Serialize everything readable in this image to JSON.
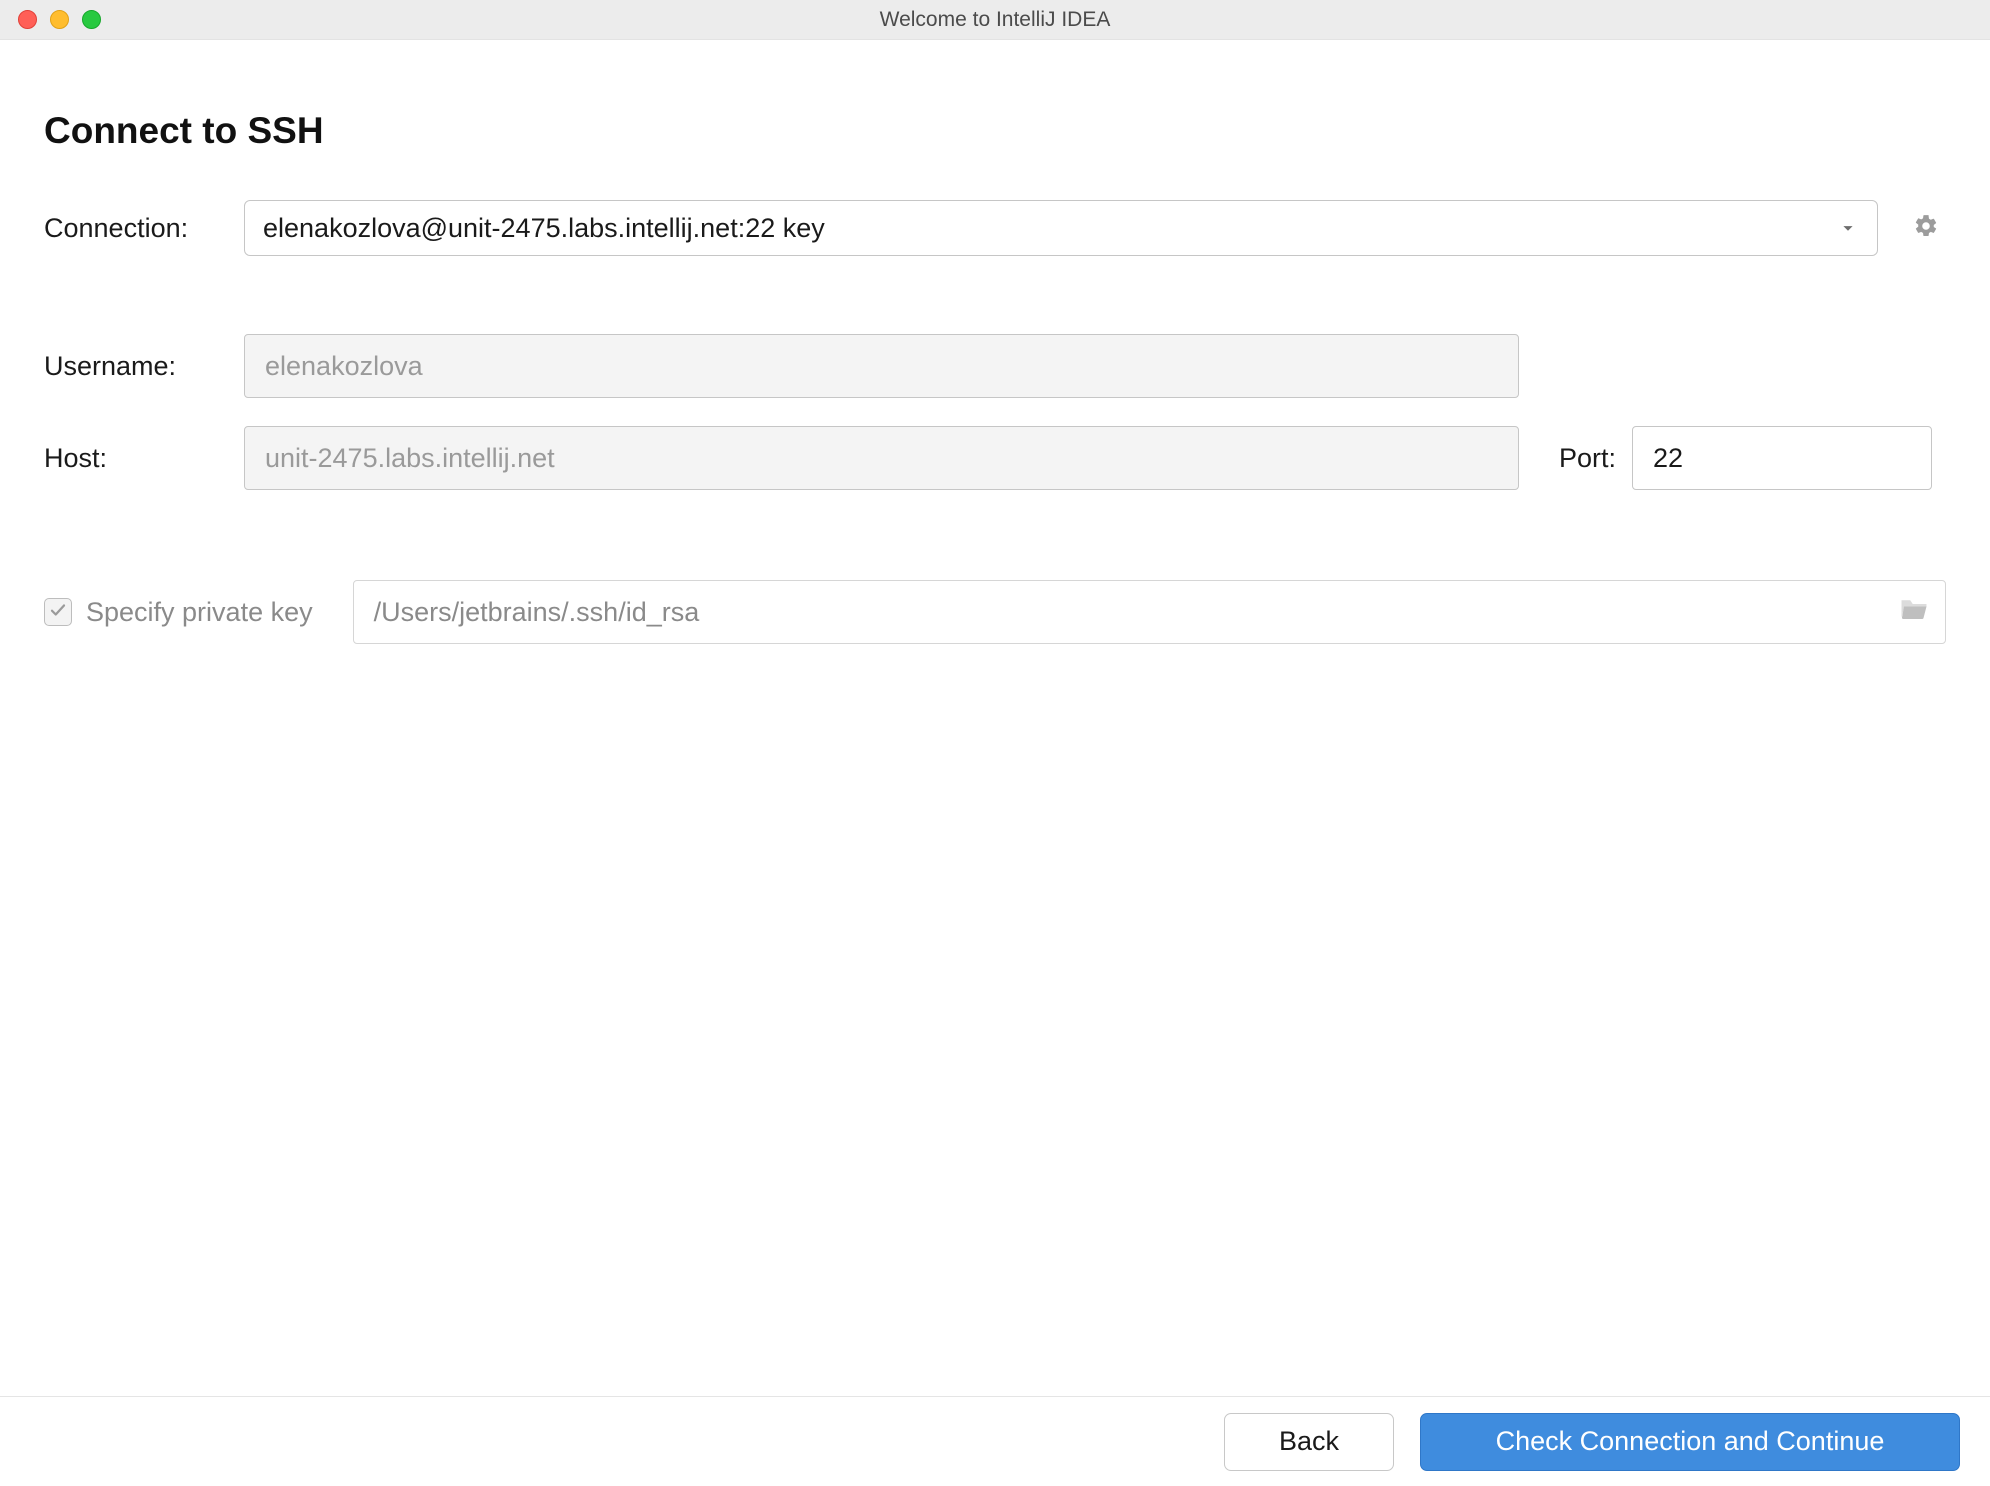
{
  "window": {
    "title": "Welcome to IntelliJ IDEA"
  },
  "page": {
    "title": "Connect to SSH"
  },
  "connection": {
    "label": "Connection:",
    "selected": "elenakozlova@unit-2475.labs.intellij.net:22 key"
  },
  "username": {
    "label": "Username:",
    "value": "elenakozlova"
  },
  "host": {
    "label": "Host:",
    "value": "unit-2475.labs.intellij.net"
  },
  "port": {
    "label": "Port:",
    "value": "22"
  },
  "private_key": {
    "checkbox_label": "Specify private key",
    "path": "/Users/jetbrains/.ssh/id_rsa",
    "checked": true
  },
  "buttons": {
    "back": "Back",
    "continue": "Check Connection and Continue"
  }
}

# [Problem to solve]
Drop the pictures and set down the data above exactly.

# [Result for this task]
Serialize everything readable in this image to JSON.
{
  "window": {
    "title": "Welcome to IntelliJ IDEA"
  },
  "page": {
    "title": "Connect to SSH"
  },
  "connection": {
    "label": "Connection:",
    "selected": "elenakozlova@unit-2475.labs.intellij.net:22 key"
  },
  "username": {
    "label": "Username:",
    "value": "elenakozlova"
  },
  "host": {
    "label": "Host:",
    "value": "unit-2475.labs.intellij.net"
  },
  "port": {
    "label": "Port:",
    "value": "22"
  },
  "private_key": {
    "checkbox_label": "Specify private key",
    "path": "/Users/jetbrains/.ssh/id_rsa",
    "checked": true
  },
  "buttons": {
    "back": "Back",
    "continue": "Check Connection and Continue"
  }
}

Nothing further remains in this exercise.